by Betty Barnes
February 15. 1820—
March 13, 1906
Susan Brownell Anthony was born
on February 15i 1820. She was reared
as a strict Quaker—a religious group
in which women spoke as readily as
men. She worked as a schoolteacher
during the early years of her life.
While teaching, Susan became actively
involved in the temperance movement.
She soon discovered that women were
not to speak but to listen and learn.
Continually confronted with the
idea that women should not speak in
public on any subject, Susan came to
feel that women's rights were inextricably interwoven into the cause
of temperance. Encouraged by such
figures as Elizabeth Cady Stanton,
Lucretia Mott, and Lucy Stone, Susan
soon decided women's rights came
first and devoted her life to that
In 1856, Susan also became active, in the Abolitionist Movement.
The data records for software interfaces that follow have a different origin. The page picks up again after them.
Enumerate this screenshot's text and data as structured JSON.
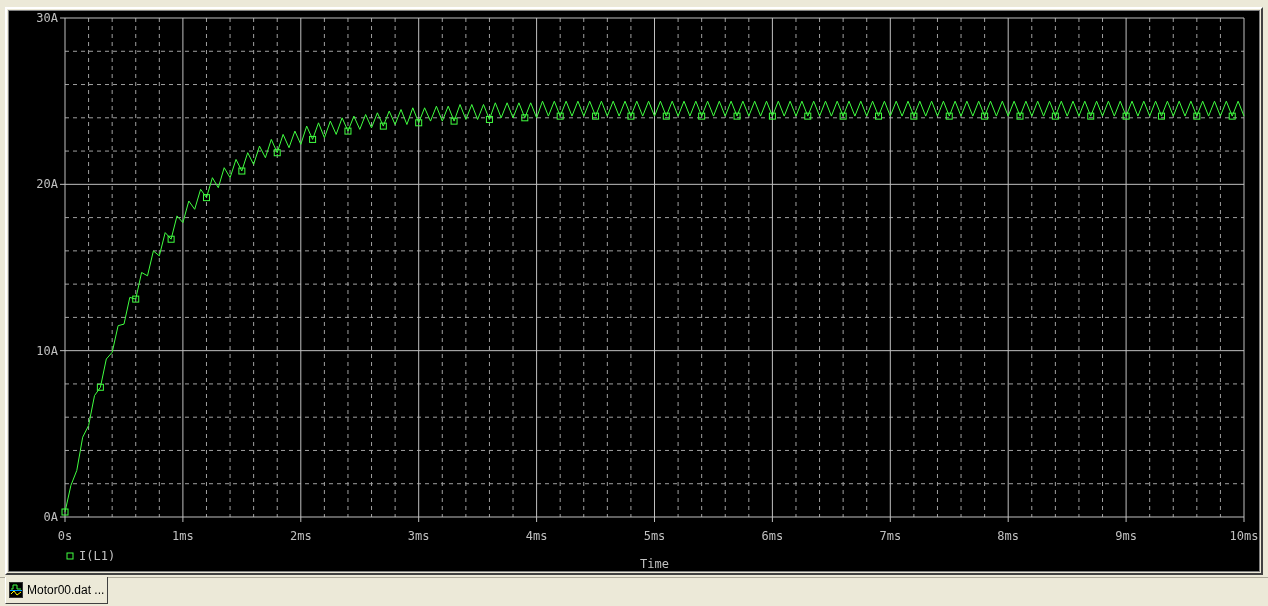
{
  "plot": {
    "chart_data": {
      "type": "line",
      "xlabel": "Time",
      "grid": true,
      "xlim": [
        0,
        10
      ],
      "ylim": [
        0,
        30
      ],
      "xticks": [
        {
          "value": 0,
          "label": "0s"
        },
        {
          "value": 1,
          "label": "1ms"
        },
        {
          "value": 2,
          "label": "2ms"
        },
        {
          "value": 3,
          "label": "3ms"
        },
        {
          "value": 4,
          "label": "4ms"
        },
        {
          "value": 5,
          "label": "5ms"
        },
        {
          "value": 6,
          "label": "6ms"
        },
        {
          "value": 7,
          "label": "7ms"
        },
        {
          "value": 8,
          "label": "8ms"
        },
        {
          "value": 9,
          "label": "9ms"
        },
        {
          "value": 10,
          "label": "10ms"
        }
      ],
      "yticks": [
        {
          "value": 0,
          "label": "0A"
        },
        {
          "value": 10,
          "label": "10A"
        },
        {
          "value": 20,
          "label": "20A"
        },
        {
          "value": 30,
          "label": "30A"
        }
      ],
      "x": [
        0,
        0.05,
        0.1,
        0.15,
        0.2,
        0.25,
        0.3,
        0.35,
        0.4,
        0.45,
        0.5,
        0.55,
        0.6,
        0.65,
        0.7,
        0.75,
        0.8,
        0.85,
        0.9,
        0.95,
        1,
        1.05,
        1.1,
        1.15,
        1.2,
        1.25,
        1.3,
        1.35,
        1.4,
        1.45,
        1.5,
        1.55,
        1.6,
        1.65,
        1.7,
        1.75,
        1.8,
        1.85,
        1.9,
        1.95,
        2,
        2.05,
        2.1,
        2.15,
        2.2,
        2.25,
        2.3,
        2.35,
        2.4,
        2.45,
        2.5,
        2.55,
        2.6,
        2.65,
        2.7,
        2.75,
        2.8,
        2.85,
        2.9,
        2.95,
        3,
        3.05,
        3.1,
        3.15,
        3.2,
        3.25,
        3.3,
        3.35,
        3.4,
        3.45,
        3.5,
        3.55,
        3.6,
        3.65,
        3.7,
        3.75,
        3.8,
        3.85,
        3.9,
        3.95,
        4,
        4.05,
        4.1,
        4.15,
        4.2,
        4.25,
        4.3,
        4.35,
        4.4,
        4.45,
        4.5,
        4.55,
        4.6,
        4.65,
        4.7,
        4.75,
        4.8,
        4.85,
        4.9,
        4.95,
        5,
        5.05,
        5.1,
        5.15,
        5.2,
        5.25,
        5.3,
        5.35,
        5.4,
        5.45,
        5.5,
        5.55,
        5.6,
        5.65,
        5.7,
        5.75,
        5.8,
        5.85,
        5.9,
        5.95,
        6,
        6.05,
        6.1,
        6.15,
        6.2,
        6.25,
        6.3,
        6.35,
        6.4,
        6.45,
        6.5,
        6.55,
        6.6,
        6.65,
        6.7,
        6.75,
        6.8,
        6.85,
        6.9,
        6.95,
        7,
        7.05,
        7.1,
        7.15,
        7.2,
        7.25,
        7.3,
        7.35,
        7.4,
        7.45,
        7.5,
        7.55,
        7.6,
        7.65,
        7.7,
        7.75,
        7.8,
        7.85,
        7.9,
        7.95,
        8,
        8.05,
        8.1,
        8.15,
        8.2,
        8.25,
        8.3,
        8.35,
        8.4,
        8.45,
        8.5,
        8.55,
        8.6,
        8.65,
        8.7,
        8.75,
        8.8,
        8.85,
        8.9,
        8.95,
        9,
        9.05,
        9.1,
        9.15,
        9.2,
        9.25,
        9.3,
        9.35,
        9.4,
        9.45,
        9.5,
        9.55,
        9.6,
        9.65,
        9.7,
        9.75,
        9.8,
        9.85,
        9.9,
        9.95,
        10
      ],
      "series": [
        {
          "name": "I(L1)",
          "color": "#40ff40",
          "values": [
            0.3,
            1.9,
            2.8,
            4.8,
            5.5,
            7.3,
            7.8,
            9.5,
            9.9,
            11.5,
            11.6,
            13.2,
            13.1,
            14.7,
            14.5,
            16.0,
            15.7,
            17.1,
            16.7,
            18.1,
            17.7,
            19.0,
            18.5,
            19.7,
            19.2,
            20.4,
            19.8,
            21.0,
            20.4,
            21.5,
            20.8,
            21.9,
            21.2,
            22.3,
            21.6,
            22.7,
            21.9,
            23.0,
            22.2,
            23.2,
            22.4,
            23.5,
            22.7,
            23.7,
            22.8,
            23.8,
            23.0,
            24.0,
            23.2,
            24.1,
            23.3,
            24.2,
            23.4,
            24.3,
            23.5,
            24.4,
            23.6,
            24.5,
            23.6,
            24.6,
            23.7,
            24.6,
            23.8,
            24.7,
            23.8,
            24.7,
            23.8,
            24.8,
            23.9,
            24.8,
            23.9,
            24.8,
            23.9,
            24.9,
            24.0,
            24.9,
            24.0,
            24.9,
            24.0,
            24.9,
            24.0,
            25.0,
            24.1,
            25.0,
            24.1,
            25.0,
            24.1,
            25.0,
            24.1,
            25.0,
            24.1,
            25.0,
            24.1,
            25.0,
            24.1,
            25.0,
            24.1,
            25.0,
            24.1,
            25.0,
            24.1,
            25.0,
            24.1,
            25.0,
            24.1,
            25.0,
            24.1,
            25.0,
            24.1,
            25.0,
            24.1,
            25.0,
            24.1,
            25.0,
            24.1,
            25.0,
            24.1,
            25.0,
            24.1,
            25.0,
            24.1,
            25.0,
            24.1,
            25.0,
            24.1,
            25.0,
            24.1,
            25.0,
            24.1,
            25.0,
            24.1,
            25.0,
            24.1,
            25.0,
            24.1,
            25.0,
            24.1,
            25.0,
            24.1,
            25.0,
            24.1,
            25.0,
            24.1,
            25.0,
            24.1,
            25.0,
            24.1,
            25.0,
            24.1,
            25.0,
            24.1,
            25.0,
            24.1,
            25.0,
            24.1,
            25.0,
            24.1,
            25.0,
            24.1,
            25.0,
            24.1,
            25.0,
            24.1,
            25.0,
            24.1,
            25.0,
            24.1,
            25.0,
            24.1,
            25.0,
            24.1,
            25.0,
            24.1,
            25.0,
            24.1,
            25.0,
            24.1,
            25.0,
            24.1,
            25.0,
            24.1,
            25.0,
            24.1,
            25.0,
            24.1,
            25.0,
            24.1,
            25.0,
            24.1,
            25.0,
            24.1,
            25.0,
            24.1,
            25.0,
            24.1,
            25.0,
            24.1,
            25.0,
            24.1,
            25.0,
            24.1
          ]
        }
      ]
    }
  },
  "tabs": [
    {
      "label": "Motor00.dat ...",
      "selected": true
    }
  ]
}
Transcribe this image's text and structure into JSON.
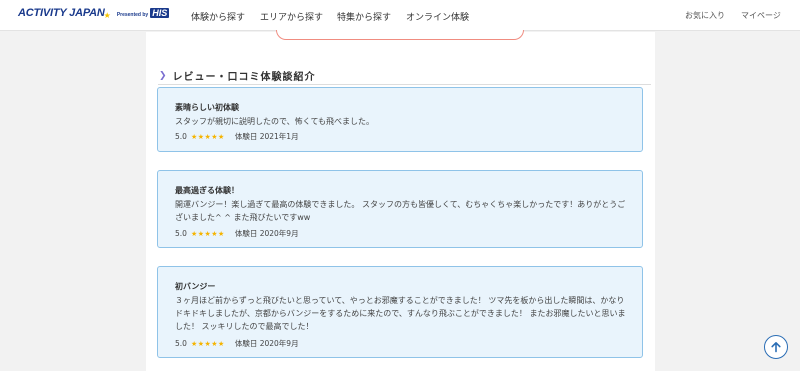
{
  "header": {
    "logo": {
      "main": "ACTIVITY JAPAN",
      "presented_by": "Presented by",
      "brand": "HIS"
    },
    "nav": [
      {
        "label": "体験から探す"
      },
      {
        "label": "エリアから探す"
      },
      {
        "label": "特集から探す"
      },
      {
        "label": "オンライン体験"
      }
    ],
    "favorites_label": "お気に入り",
    "mypage_label": "マイページ"
  },
  "section": {
    "heading": "レビュー・口コミ体験談紹介"
  },
  "reviews": [
    {
      "title": "素晴らしい初体験",
      "body": "スタッフが親切に説明したので、怖くても飛べました。",
      "rating": "5.0",
      "stars": "★★★★★",
      "date": "体験日 2021年1月"
    },
    {
      "title": "最高過ぎる体験！",
      "body": "開運バンジー！楽し過ぎて最高の体験できました。 スタッフの方も皆優しくて、むちゃくちゃ楽しかったです！ありがとうございました^ ^ また飛びたいですww",
      "rating": "5.0",
      "stars": "★★★★★",
      "date": "体験日 2020年9月"
    },
    {
      "title": "初バンジー",
      "body": "３ヶ月ほど前からずっと飛びたいと思っていて、やっとお邪魔することができました！ ツマ先を板から出した瞬間は、かなりドキドキしましたが、京都からバンジーをするために来たので、すんなり飛ぶことができました！ またお邪魔したいと思いました！ スッキリしたので最高でした！",
      "rating": "5.0",
      "stars": "★★★★★",
      "date": "体験日 2020年9月"
    }
  ],
  "icons": {
    "back_to_top": "arrow-up-icon",
    "heading_marker": "chevron-right-icon"
  },
  "colors": {
    "brand": "#1a3a8c",
    "card_bg": "#e9f4fc",
    "card_border": "#8fc3e8",
    "star": "#f5b400",
    "accent_pill": "#f08c80"
  }
}
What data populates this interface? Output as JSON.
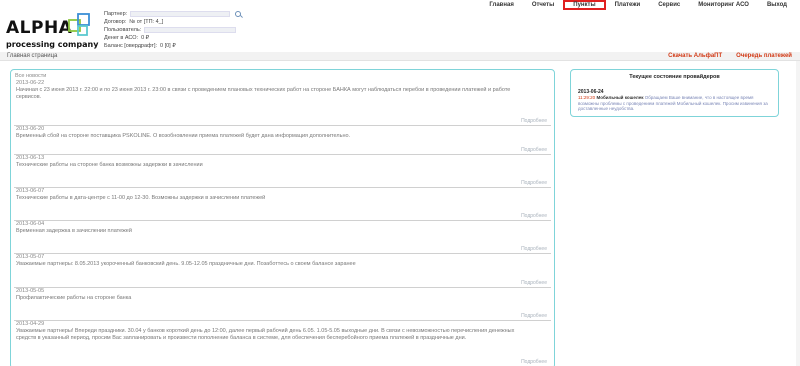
{
  "logo": {
    "title": "ALPHA",
    "subtitle": "processing company",
    "colors": {
      "green": "#8cc63f",
      "blue": "#3b8fd6",
      "cyan": "#5bc8d0"
    }
  },
  "info": {
    "partner_label": "Партнер:",
    "contract_label": "Договор:",
    "contract_value": "№ от  [ТП: 4_]",
    "user_label": "Пользователь:",
    "money_label": "Денег в АСО:",
    "money_value": "0 ₽",
    "balance_label": "Баланс [овердрафт]:",
    "balance_value": "0 [0] ₽"
  },
  "nav": {
    "items": [
      {
        "label": "Главная"
      },
      {
        "label": "Отчеты"
      },
      {
        "label": "Пункты"
      },
      {
        "label": "Платежи"
      },
      {
        "label": "Сервис"
      },
      {
        "label": "Мониторинг АСО"
      },
      {
        "label": "Выход"
      }
    ],
    "highlight_color": "#e02020"
  },
  "breadcrumb": "Главная страница",
  "sublinks": {
    "download": "Скачать АльфаПТ",
    "queue": "Очередь платежей"
  },
  "news": {
    "all_link": "Все новости",
    "more_label": "Подробнее",
    "items": [
      {
        "date": "2013-06-22",
        "text": "Начиная с 23 июня 2013 г. 22:00 и по 23 июня 2013 г. 23:00 в связи с проведением плановых технических работ на стороне БАНКА могут наблюдаться перебои в проведении платежей и работе сервисов."
      },
      {
        "date": "2013-06-20",
        "text": "Временный сбой на стороне поставщика PSKOLINE. О возобновлении приема платежей будет дана информация дополнительно."
      },
      {
        "date": "2013-06-13",
        "text": "Технические работы на стороне банка возможны задержки в зачислении"
      },
      {
        "date": "2013-06-07",
        "text": "Технические работы в дата-центре с 11-00 до 12-30. Возможны задержки в зачислении платежей"
      },
      {
        "date": "2013-06-04",
        "text": "Временная задержка в зачислении платежей"
      },
      {
        "date": "2013-05-07",
        "text": "Уважаемые партнеры: 8.05.2013 укороченный банковский день. 9.05-12.05 праздничные дни. Позаботтесь о своем балансе заранее"
      },
      {
        "date": "2013-05-05",
        "text": "Профилактические работы на стороне банка"
      },
      {
        "date": "2013-04-29",
        "text": "Уважаемые партнеры! Впереди праздники. 30.04 у банков короткий день до 12:00, далее первый рабочий день 6.05. 1.05-5.05 выходные дни. В связи с невозможностью перечисления денежных средств в указанный период, просим Вас запланировать и произвести пополнение баланса в системе, для обеспечения бесперебойного приема платежей в праздничные дни."
      }
    ]
  },
  "providers": {
    "title": "Текущее состояние провайдеров",
    "date": "2013-06-24",
    "time": "11:29:20",
    "name": "Мобильный кошелек",
    "message": "Обращаем Ваше внимание, что в настоящее время возможны проблемы с проведением платежей Мобильный кошелек. Просим извинения за доставленные неудобства."
  }
}
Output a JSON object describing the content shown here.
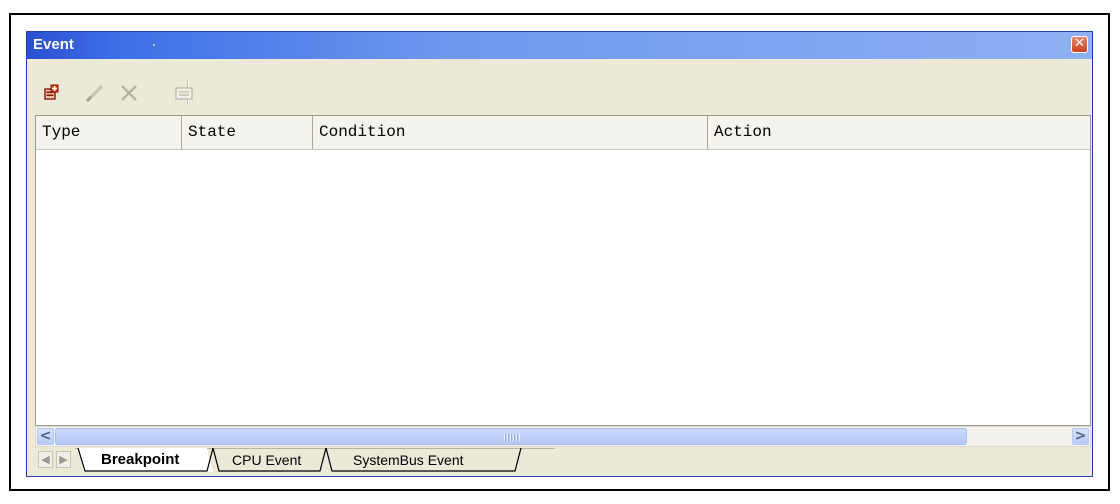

She continued to speak as eloquently
asrainst slavery as for women until
the Civil War, often facing strong
abuse from mobs, for neither cause
was a popular one.
Before and during the Civil War,
the Abolitionists had been staunch
supporters of women's rights. After
the war, relations began to cool.
The former friends began to proclaim
this "the Negro's Hour."
In 1868, Susan and about 100
women left the Equal Rights Association and formed the National Woman
Suffrage Association. The Equal
Rights Association had committed itself to support the Fifteenth Amendment which excluded women from the
vote. Elizabeth Stanton, Susan's
closest friend, became president of
the new group, with Susan as a prominent worker and organizer.
In 1872, after considerable
thought, Susan decided that the
Fourteenth Amendment could be interpreted to give women the vote. She
and 15 other women registered to vote
and voted in Rochester, New York.
The women were charged with voting
illegally. Susan alone was tried.
During the trial, she was not allowed to speak. The judge ignored
all rules of law and justice and insisted that the verdict be guilty.
Susan was fined $100 which she refused to pay.
"May it please your Honor, I
shall never pay a dollar of your unjust penalty. All the stock in
trade that I possess is a $10,000
debt, incurred by publishing my paper, the Revolution, four years ago,
the sole object of which was to educate all women to do precisely as
I have done, rebel against your man-
made, unjust, unconstitutional forms
of law, that tax, fine, imprison,
and hang women, while they deny them
the right of representation in the
Government;and I shall work on with
might and maim to pay every dollar
of that honest debt, but not a penny
will go to this unjust claim."
The judge refused to jail her
for non-payment and therefore Susan
lost any chance for appeal to the
Supreme Court, an appeal that might
have changed the course of women's
The battle lost, Susan continued
to fight the war, working for an
amendment to the Constitution guaranteeing women the right to vote. She
continued to circulate petitions, po
on lecture tours, and lobby in Washington for this "Sixteenth Amendment."
It was not until I89O that the
first major success was won. In
that year Wyoming, became the first
state to give women the vote. That
year women's suffrage supporters
were united into one organization.
Much to Susan's joy, the American
Woman Suffrage Association (led by
CONTINUED NEXT PAGE